IMHO there should be automatic, full name and detail suppression in ALL cases that come before the court, if we are to have a justice system that stays true to the ideal of 'innocent until proven guilty' then you must allow that process to happen unimpeded by the court of public opinion.

I remain convinced that the reason so many people are desperate to know who has been charge with what is down to nothing more than curiosity and old fashioned nosey parkers.

Where I agree with Cameron and will always support him is in what happens post verdict, ALL those who have ben found guilty of a crime should be named, no suppression for musicians or former sportsman, no suppression for All Blacks or public servants.

Psycho Milt said...

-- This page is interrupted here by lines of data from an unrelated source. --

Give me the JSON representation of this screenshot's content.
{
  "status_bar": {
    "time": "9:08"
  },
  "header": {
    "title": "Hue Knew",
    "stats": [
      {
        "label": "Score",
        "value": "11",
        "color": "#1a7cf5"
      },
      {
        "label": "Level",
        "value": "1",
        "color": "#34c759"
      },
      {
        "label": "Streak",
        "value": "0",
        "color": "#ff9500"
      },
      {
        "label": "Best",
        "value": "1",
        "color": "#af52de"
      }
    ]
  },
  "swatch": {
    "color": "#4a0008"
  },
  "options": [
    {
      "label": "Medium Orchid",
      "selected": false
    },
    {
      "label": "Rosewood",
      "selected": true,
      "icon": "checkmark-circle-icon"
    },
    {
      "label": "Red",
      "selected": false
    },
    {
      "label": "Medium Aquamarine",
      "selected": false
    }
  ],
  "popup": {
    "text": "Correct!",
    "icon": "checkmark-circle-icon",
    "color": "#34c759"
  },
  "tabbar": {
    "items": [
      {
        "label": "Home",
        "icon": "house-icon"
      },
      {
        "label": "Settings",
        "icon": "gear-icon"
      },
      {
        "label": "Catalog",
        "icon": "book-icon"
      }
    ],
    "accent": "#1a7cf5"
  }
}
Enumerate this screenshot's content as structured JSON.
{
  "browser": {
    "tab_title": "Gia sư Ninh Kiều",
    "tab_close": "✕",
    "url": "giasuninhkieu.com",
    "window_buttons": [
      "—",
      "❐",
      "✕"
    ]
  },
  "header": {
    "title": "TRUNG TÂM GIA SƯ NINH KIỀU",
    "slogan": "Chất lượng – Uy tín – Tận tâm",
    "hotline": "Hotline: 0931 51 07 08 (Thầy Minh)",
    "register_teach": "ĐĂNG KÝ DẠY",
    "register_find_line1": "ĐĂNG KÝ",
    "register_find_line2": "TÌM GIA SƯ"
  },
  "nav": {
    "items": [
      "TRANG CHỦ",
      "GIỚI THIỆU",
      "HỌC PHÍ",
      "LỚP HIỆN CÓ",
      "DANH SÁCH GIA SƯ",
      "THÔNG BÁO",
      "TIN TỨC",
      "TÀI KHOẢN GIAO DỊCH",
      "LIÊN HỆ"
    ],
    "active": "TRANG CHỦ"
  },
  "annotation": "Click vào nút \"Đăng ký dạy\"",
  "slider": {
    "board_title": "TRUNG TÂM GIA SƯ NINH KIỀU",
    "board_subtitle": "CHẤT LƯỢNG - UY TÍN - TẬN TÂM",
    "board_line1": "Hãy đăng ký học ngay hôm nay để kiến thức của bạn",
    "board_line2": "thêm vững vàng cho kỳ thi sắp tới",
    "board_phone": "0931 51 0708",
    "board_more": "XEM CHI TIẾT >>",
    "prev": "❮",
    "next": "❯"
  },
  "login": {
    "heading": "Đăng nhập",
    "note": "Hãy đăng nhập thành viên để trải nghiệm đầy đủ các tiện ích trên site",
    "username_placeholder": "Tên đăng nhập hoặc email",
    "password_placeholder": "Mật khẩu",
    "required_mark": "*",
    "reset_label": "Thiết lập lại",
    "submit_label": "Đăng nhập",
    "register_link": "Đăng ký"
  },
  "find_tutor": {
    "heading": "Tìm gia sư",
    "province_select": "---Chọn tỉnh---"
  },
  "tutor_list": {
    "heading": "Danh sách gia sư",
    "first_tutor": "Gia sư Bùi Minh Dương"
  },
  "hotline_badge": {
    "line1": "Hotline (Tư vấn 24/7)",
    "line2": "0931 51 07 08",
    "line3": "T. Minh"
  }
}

I can't agree with this post. Breaching name suppression on someone not found to be guilty, merely because you personally think he should have been found guilty, doesn't come across to me as striking a blow for justice, it comes across as ordinary old contempt of court.

Barnsley Bill said...

Quite right PM. I feel contempt about many decisions being made in our courts over the last few years.

gravedodger said...

Bruv, I can't agree with your position as in some predator sex charges publicity can bring further evidence or victims forward that suppression will avoid.
The case above has a greater ring of truth for the peripheal witness evidence,the domestic background and position of power that would probably exist over the assaulted one by the accused.The high profile position of the aquitted one casts serious doubts on his ability to be arbiter of similar scenarios.
I do not see any evidence of trumped up charges which is a fact that supports your stand with publicity of unsubstantiated charges.
With current employment law it is too easy for people to get to responsible employment when subsequent evidence at trial exposes previous behavior that would have precluded an interview let alone a job,suspicion is rarely without valid reason.
Had this perp been a musician of very little renown he would never have had the protection that this accused's status conferred.
If all of us can attend court and know the truth as to who can and can not be named I think That to react because the internet is a more efficient tool for information transmission is wrong.
Too often name suppression usually gains a greater amount of publicity than routine court news generates.
This man's position of power is such that I for one see naming him as reasonable but I concede that WO is being bloody minded and as the post author said many of us who support his efforts can not afford the luxury of supporting him.

Anonymous said...

The surest guarantee of tolerance is a law enforcement system that stops protecting the few. GD is right.

Mr.I.P.Freely said...

Mr Slater has balls,BIG BALLS. Bigger balls than the judges who grant suppression orders. One day we might get a beak, who says the majic words (NO suppression orders granted).